» **Your instructions**
From the entries that follow, copy each line in which "name" appears.

*** Material to process ***

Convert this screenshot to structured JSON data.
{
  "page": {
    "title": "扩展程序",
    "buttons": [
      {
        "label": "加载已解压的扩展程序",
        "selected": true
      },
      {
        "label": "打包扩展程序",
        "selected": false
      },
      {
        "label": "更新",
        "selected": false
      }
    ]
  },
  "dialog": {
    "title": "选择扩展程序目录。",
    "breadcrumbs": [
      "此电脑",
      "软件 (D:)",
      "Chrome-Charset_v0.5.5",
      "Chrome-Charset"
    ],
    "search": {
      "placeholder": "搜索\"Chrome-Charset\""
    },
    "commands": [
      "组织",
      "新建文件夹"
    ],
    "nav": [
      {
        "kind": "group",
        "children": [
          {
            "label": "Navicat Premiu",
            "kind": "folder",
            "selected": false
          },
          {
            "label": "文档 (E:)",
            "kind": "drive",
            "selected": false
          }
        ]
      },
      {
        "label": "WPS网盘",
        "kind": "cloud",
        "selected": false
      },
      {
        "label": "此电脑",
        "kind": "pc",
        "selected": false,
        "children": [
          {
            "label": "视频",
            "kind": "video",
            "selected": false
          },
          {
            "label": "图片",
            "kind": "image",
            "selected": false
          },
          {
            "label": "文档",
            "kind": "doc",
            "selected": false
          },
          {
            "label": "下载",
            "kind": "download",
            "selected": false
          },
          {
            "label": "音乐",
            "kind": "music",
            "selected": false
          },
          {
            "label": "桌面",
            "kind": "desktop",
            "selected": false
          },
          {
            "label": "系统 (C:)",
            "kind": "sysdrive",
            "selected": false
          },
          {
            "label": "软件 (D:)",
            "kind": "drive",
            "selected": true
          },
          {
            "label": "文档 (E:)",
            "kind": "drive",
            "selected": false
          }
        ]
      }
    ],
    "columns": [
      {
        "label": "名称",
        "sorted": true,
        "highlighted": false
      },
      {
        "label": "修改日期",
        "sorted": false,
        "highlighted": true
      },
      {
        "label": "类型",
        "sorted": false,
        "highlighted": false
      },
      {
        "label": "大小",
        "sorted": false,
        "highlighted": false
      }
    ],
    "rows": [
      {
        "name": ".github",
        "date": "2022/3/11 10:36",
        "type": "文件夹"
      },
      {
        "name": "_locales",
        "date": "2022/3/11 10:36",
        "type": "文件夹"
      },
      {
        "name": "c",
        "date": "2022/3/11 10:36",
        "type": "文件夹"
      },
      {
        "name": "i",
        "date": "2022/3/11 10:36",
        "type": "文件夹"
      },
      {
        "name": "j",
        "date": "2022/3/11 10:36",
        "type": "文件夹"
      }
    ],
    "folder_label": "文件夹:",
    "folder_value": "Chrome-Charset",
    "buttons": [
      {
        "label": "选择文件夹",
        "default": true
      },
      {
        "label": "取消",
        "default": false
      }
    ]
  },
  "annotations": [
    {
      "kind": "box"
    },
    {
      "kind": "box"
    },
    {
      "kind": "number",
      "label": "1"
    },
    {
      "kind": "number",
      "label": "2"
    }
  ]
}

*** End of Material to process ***
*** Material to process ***

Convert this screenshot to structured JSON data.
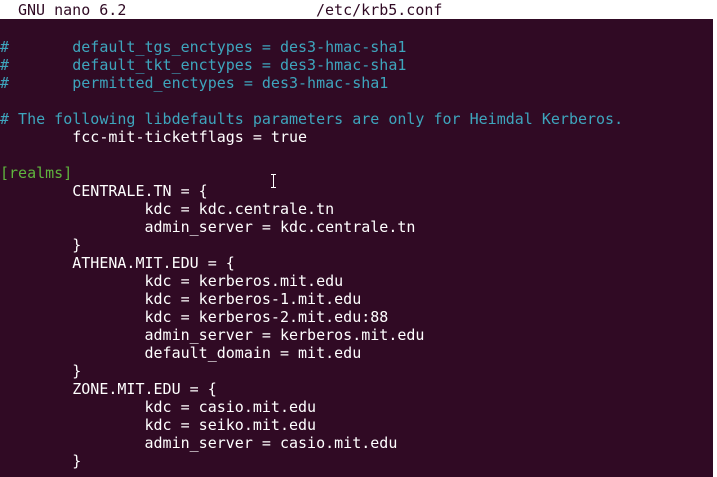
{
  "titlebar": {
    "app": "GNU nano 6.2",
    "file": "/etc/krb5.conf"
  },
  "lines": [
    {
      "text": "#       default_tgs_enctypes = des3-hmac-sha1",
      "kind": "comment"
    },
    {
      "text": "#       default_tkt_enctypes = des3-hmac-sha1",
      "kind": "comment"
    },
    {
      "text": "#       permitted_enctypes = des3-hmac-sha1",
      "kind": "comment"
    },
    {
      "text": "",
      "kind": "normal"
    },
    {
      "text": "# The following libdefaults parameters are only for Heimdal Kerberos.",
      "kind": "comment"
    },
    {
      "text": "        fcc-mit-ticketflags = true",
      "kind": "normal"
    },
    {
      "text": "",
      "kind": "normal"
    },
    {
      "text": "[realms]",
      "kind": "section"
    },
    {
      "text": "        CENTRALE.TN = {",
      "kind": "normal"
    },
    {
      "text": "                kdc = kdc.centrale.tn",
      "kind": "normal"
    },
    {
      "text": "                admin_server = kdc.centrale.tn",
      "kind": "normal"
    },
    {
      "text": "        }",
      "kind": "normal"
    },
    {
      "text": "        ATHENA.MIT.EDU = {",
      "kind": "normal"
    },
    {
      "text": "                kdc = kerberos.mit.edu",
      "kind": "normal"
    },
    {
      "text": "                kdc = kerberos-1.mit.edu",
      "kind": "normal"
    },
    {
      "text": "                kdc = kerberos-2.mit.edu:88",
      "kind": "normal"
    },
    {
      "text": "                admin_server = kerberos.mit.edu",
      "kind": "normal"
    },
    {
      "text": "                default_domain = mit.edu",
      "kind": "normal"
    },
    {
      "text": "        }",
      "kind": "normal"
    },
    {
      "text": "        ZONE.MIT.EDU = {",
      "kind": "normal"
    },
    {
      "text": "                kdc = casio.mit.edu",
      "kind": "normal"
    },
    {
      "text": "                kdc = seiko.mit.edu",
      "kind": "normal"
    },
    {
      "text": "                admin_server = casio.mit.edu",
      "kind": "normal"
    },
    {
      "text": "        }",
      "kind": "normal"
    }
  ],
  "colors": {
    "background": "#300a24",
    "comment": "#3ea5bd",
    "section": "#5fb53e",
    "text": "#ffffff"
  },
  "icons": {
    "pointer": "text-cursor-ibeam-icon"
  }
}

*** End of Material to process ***

» **Solution for this exercise**
        "name": ".github",
        "name": "_locales",
        "name": "c",
        "name": "i",
        "name": "j",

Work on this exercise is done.